Where a line in the material below has the string "number", please report it.

┏━━

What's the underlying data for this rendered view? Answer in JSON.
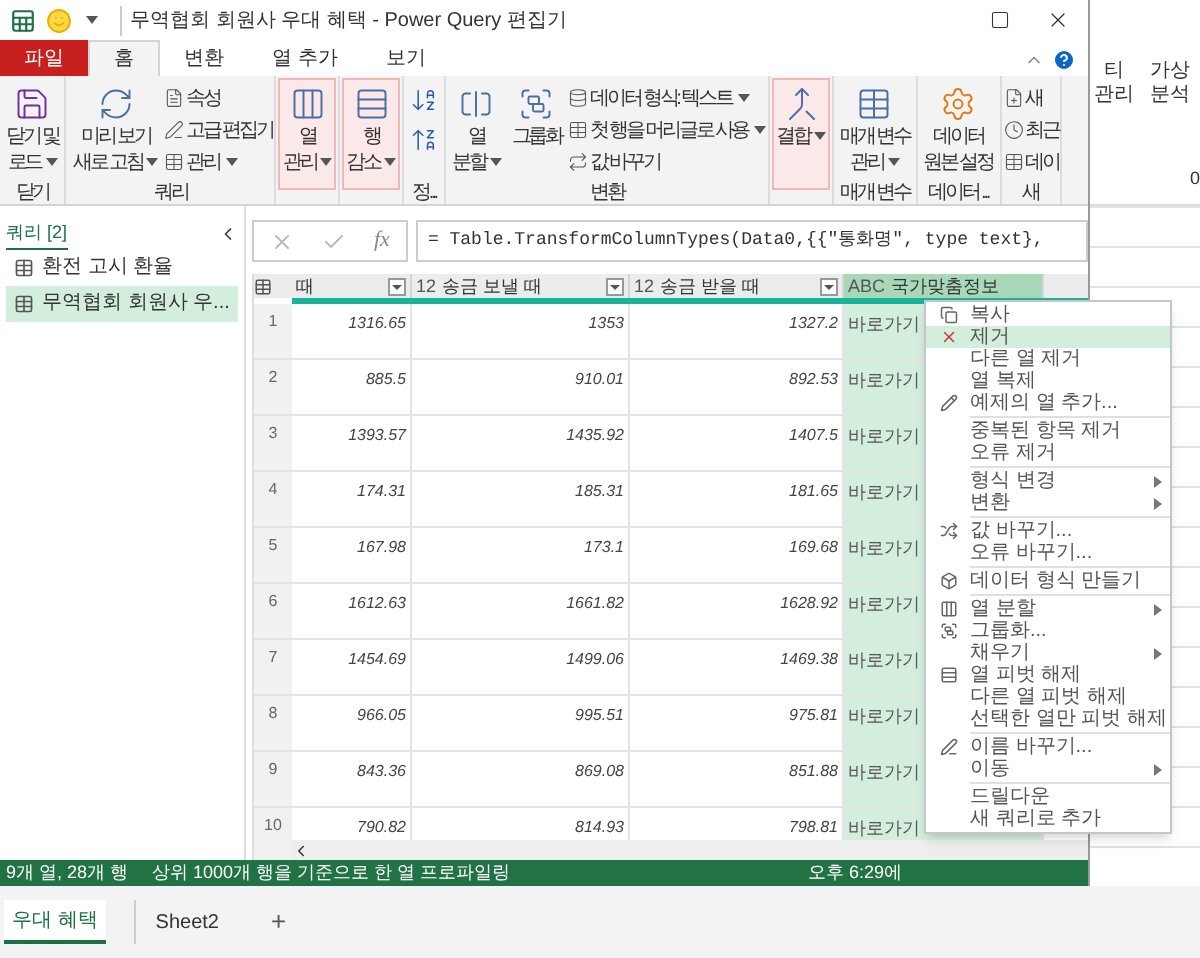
{
  "window": {
    "title": "무역협회 회원사 우대 혜택 - Power Query 편집기"
  },
  "ribbon_tabs": [
    {
      "label": "파일",
      "kind": "file",
      "selected": false
    },
    {
      "label": "홈",
      "kind": "tab",
      "selected": true
    },
    {
      "label": "변환",
      "kind": "tab",
      "selected": false
    },
    {
      "label": "열 추가",
      "kind": "tab",
      "selected": false
    },
    {
      "label": "보기",
      "kind": "tab",
      "selected": false
    }
  ],
  "ribbon_groups": [
    {
      "label": "닫기",
      "items": [
        {
          "kind": "large",
          "lines": [
            "닫기 및",
            "로드"
          ],
          "dropdown": true,
          "highlighted": false
        }
      ]
    },
    {
      "label": "쿼리",
      "items": [
        {
          "kind": "large",
          "lines": [
            "미리 보기",
            "새로 고침"
          ],
          "dropdown": true,
          "highlighted": false
        },
        {
          "kind": "small",
          "label": "속성",
          "dropdown": false
        },
        {
          "kind": "small",
          "label": "고급 편집기",
          "dropdown": false
        },
        {
          "kind": "small",
          "label": "관리",
          "dropdown": true
        }
      ]
    },
    {
      "items": [
        {
          "kind": "large",
          "lines": [
            "열",
            "관리"
          ],
          "dropdown": true,
          "highlighted": true
        }
      ]
    },
    {
      "items": [
        {
          "kind": "large",
          "lines": [
            "행",
            "감소"
          ],
          "dropdown": true,
          "highlighted": true
        }
      ]
    },
    {
      "label": "정...",
      "items": [
        {
          "kind": "sort"
        }
      ]
    },
    {
      "label": "변환",
      "items": [
        {
          "kind": "large",
          "lines": [
            "열",
            "분할"
          ],
          "dropdown": true,
          "highlighted": false
        },
        {
          "kind": "large",
          "lines": [
            "그룹화"
          ],
          "dropdown": false,
          "highlighted": false
        },
        {
          "kind": "small",
          "label": "데이터 형식: 텍스트",
          "dropdown": true
        },
        {
          "kind": "small",
          "label": "첫 행을 머리글로 사용",
          "dropdown": true
        },
        {
          "kind": "small",
          "label": "값 바꾸기",
          "dropdown": false
        }
      ]
    },
    {
      "items": [
        {
          "kind": "large",
          "lines": [
            "결합"
          ],
          "dropdown": true,
          "highlighted": true
        }
      ]
    },
    {
      "label": "매개 변수",
      "items": [
        {
          "kind": "large",
          "lines": [
            "매개 변수",
            "관리"
          ],
          "dropdown": true,
          "highlighted": false
        }
      ]
    },
    {
      "label": "데이터 ...",
      "items": [
        {
          "kind": "large",
          "lines": [
            "데이터",
            "원본 설정"
          ],
          "dropdown": false,
          "highlighted": false
        }
      ]
    },
    {
      "label": "새",
      "items": [
        {
          "kind": "small",
          "label": "새",
          "dropdown": false
        },
        {
          "kind": "small",
          "label": "최근",
          "dropdown": false
        },
        {
          "kind": "small",
          "label": "데이",
          "dropdown": false
        }
      ]
    }
  ],
  "queries": {
    "title": "쿼리 [2]",
    "items": [
      {
        "label": "환전 고시 환율",
        "selected": false
      },
      {
        "label": "무역협회 회원사 우...",
        "selected": true
      }
    ]
  },
  "formula_bar": {
    "fx": "fx",
    "formula": "= Table.TransformColumnTypes(Data0,{{\"통화명\", type text},"
  },
  "table": {
    "columns": [
      {
        "name": "때",
        "selected": false
      },
      {
        "type": "12",
        "name": "송금 보낼 때",
        "selected": false
      },
      {
        "type": "12",
        "name": "송금 받을 때",
        "selected": false
      },
      {
        "type": "ABC",
        "name": "국가맞춤정보",
        "selected": true
      }
    ],
    "rows": [
      {
        "number": "1",
        "cells": [
          "1316.65",
          "1353",
          "1327.2",
          "바로가기"
        ]
      },
      {
        "number": "2",
        "cells": [
          "885.5",
          "910.01",
          "892.53",
          "바로가기"
        ]
      },
      {
        "number": "3",
        "cells": [
          "1393.57",
          "1435.92",
          "1407.5",
          "바로가기"
        ]
      },
      {
        "number": "4",
        "cells": [
          "174.31",
          "185.31",
          "181.65",
          "바로가기"
        ]
      },
      {
        "number": "5",
        "cells": [
          "167.98",
          "173.1",
          "169.68",
          "바로가기"
        ]
      },
      {
        "number": "6",
        "cells": [
          "1612.63",
          "1661.82",
          "1628.92",
          "바로가기"
        ]
      },
      {
        "number": "7",
        "cells": [
          "1454.69",
          "1499.06",
          "1469.38",
          "바로가기"
        ]
      },
      {
        "number": "8",
        "cells": [
          "966.05",
          "995.51",
          "975.81",
          "바로가기"
        ]
      },
      {
        "number": "9",
        "cells": [
          "843.36",
          "869.08",
          "851.88",
          "바로가기"
        ]
      },
      {
        "number": "10",
        "cells": [
          "790.82",
          "814.93",
          "798.81",
          "바로가기"
        ]
      }
    ]
  },
  "status_bar": {
    "left": "9개 열, 28개 행",
    "middle": "상위 1000개 행을 기준으로 한 열 프로파일링",
    "right": "오후 6:29에"
  },
  "context_menu": [
    {
      "kind": "item",
      "label": "복사",
      "selected": false,
      "submenu": false
    },
    {
      "kind": "item",
      "label": "제거",
      "selected": true,
      "submenu": false
    },
    {
      "kind": "item",
      "label": "다른 열 제거",
      "selected": false,
      "submenu": false
    },
    {
      "kind": "item",
      "label": "열 복제",
      "selected": false,
      "submenu": false
    },
    {
      "kind": "item",
      "label": "예제의 열 추가...",
      "selected": false,
      "submenu": false
    },
    {
      "kind": "separator"
    },
    {
      "kind": "item",
      "label": "중복된 항목 제거",
      "selected": false,
      "submenu": false
    },
    {
      "kind": "item",
      "label": "오류 제거",
      "selected": false,
      "submenu": false
    },
    {
      "kind": "separator"
    },
    {
      "kind": "item",
      "label": "형식 변경",
      "selected": false,
      "submenu": true
    },
    {
      "kind": "item",
      "label": "변환",
      "selected": false,
      "submenu": true
    },
    {
      "kind": "separator"
    },
    {
      "kind": "item",
      "label": "값 바꾸기...",
      "selected": false,
      "submenu": false
    },
    {
      "kind": "item",
      "label": "오류 바꾸기...",
      "selected": false,
      "submenu": false
    },
    {
      "kind": "separator"
    },
    {
      "kind": "item",
      "label": "데이터 형식 만들기",
      "selected": false,
      "submenu": false
    },
    {
      "kind": "separator"
    },
    {
      "kind": "item",
      "label": "열 분할",
      "selected": false,
      "submenu": true
    },
    {
      "kind": "item",
      "label": "그룹화...",
      "selected": false,
      "submenu": false
    },
    {
      "kind": "item",
      "label": "채우기",
      "selected": false,
      "submenu": true
    },
    {
      "kind": "item",
      "label": "열 피벗 해제",
      "selected": false,
      "submenu": false
    },
    {
      "kind": "item",
      "label": "다른 열 피벗 해제",
      "selected": false,
      "submenu": false
    },
    {
      "kind": "item",
      "label": "선택한 열만 피벗 해제",
      "selected": false,
      "submenu": false
    },
    {
      "kind": "separator"
    },
    {
      "kind": "item",
      "label": "이름 바꾸기...",
      "selected": false,
      "submenu": false
    },
    {
      "kind": "item",
      "label": "이동",
      "selected": false,
      "submenu": true
    },
    {
      "kind": "separator"
    },
    {
      "kind": "item",
      "label": "드릴다운",
      "selected": false,
      "submenu": false
    },
    {
      "kind": "item",
      "label": "새 쿼리로 추가",
      "selected": false,
      "submenu": false
    }
  ],
  "excel_ribbon": [
    {
      "lines": [
        "티",
        "관리"
      ]
    },
    {
      "lines": [
        "가상",
        "분석"
      ]
    }
  ],
  "excel_group_label": "0",
  "sheet_tabs": [
    {
      "label": "우대 혜택",
      "selected": true
    },
    {
      "label": "Sheet2",
      "selected": false
    }
  ],
  "add_sheet": "+"
}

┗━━

* **Completed task**:
        "number": "1",
        "number": "2",
        "number": "3",
        "number": "4",
        "number": "5",
        "number": "6",
        "number": "7",
        "number": "8",
        "number": "9",
        "number": "10",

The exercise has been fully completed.